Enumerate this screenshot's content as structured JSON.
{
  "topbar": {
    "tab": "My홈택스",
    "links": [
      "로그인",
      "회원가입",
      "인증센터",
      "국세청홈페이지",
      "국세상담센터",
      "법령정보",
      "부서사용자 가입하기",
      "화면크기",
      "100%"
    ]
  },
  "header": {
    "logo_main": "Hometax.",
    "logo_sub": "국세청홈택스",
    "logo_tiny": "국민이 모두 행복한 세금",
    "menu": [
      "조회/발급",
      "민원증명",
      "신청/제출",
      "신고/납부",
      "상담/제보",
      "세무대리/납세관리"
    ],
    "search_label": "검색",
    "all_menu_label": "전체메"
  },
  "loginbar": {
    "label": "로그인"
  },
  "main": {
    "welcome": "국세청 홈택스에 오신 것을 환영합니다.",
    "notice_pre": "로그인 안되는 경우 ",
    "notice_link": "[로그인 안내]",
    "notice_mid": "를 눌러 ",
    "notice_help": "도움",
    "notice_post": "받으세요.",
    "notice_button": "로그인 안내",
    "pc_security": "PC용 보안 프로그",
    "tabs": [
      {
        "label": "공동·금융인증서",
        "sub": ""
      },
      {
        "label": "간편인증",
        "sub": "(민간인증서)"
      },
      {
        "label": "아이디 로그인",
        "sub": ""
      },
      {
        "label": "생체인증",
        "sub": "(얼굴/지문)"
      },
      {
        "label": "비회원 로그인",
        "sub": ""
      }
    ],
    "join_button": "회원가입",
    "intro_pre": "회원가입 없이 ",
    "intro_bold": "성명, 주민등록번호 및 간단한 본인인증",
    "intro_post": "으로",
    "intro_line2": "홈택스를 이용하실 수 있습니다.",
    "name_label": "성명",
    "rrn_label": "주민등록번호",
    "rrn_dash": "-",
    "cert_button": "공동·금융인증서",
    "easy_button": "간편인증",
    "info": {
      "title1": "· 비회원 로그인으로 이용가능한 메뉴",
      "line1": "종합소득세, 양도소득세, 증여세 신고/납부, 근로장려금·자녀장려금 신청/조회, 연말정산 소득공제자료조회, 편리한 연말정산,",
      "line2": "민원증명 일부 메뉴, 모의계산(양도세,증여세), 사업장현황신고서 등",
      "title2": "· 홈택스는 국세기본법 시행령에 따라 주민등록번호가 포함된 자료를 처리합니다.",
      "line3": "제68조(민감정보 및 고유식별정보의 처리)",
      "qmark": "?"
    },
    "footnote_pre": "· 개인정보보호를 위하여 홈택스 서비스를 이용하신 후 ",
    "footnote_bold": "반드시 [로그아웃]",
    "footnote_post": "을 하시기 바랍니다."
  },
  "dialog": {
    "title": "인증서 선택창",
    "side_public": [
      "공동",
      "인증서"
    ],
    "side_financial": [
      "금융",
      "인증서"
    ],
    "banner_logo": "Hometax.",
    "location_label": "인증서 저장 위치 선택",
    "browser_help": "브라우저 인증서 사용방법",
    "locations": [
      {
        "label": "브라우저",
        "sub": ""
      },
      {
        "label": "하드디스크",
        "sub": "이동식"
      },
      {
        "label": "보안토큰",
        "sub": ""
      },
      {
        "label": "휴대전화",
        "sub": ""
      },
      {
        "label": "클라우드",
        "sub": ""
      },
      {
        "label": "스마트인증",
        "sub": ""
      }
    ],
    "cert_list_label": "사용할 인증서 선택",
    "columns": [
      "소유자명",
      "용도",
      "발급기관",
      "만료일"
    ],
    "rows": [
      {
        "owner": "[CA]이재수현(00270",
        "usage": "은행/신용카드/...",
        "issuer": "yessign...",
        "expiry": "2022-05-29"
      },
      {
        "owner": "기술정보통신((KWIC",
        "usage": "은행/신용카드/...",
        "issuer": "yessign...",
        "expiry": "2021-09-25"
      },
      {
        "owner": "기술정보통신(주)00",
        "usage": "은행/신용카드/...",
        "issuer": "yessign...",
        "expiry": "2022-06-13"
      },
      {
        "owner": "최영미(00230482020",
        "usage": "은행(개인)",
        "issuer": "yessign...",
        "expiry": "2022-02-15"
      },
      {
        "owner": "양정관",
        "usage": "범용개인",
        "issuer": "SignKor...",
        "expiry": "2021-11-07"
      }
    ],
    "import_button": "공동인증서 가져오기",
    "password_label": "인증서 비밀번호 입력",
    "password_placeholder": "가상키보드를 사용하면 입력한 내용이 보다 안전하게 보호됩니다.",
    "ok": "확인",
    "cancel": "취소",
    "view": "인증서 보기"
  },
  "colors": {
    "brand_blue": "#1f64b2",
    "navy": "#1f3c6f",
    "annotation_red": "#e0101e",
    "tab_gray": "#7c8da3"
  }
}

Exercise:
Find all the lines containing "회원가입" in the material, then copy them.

Exercise answer:
      "회원가입",
    "join_button": "회원가입",
    "intro_pre": "회원가입 없이 ",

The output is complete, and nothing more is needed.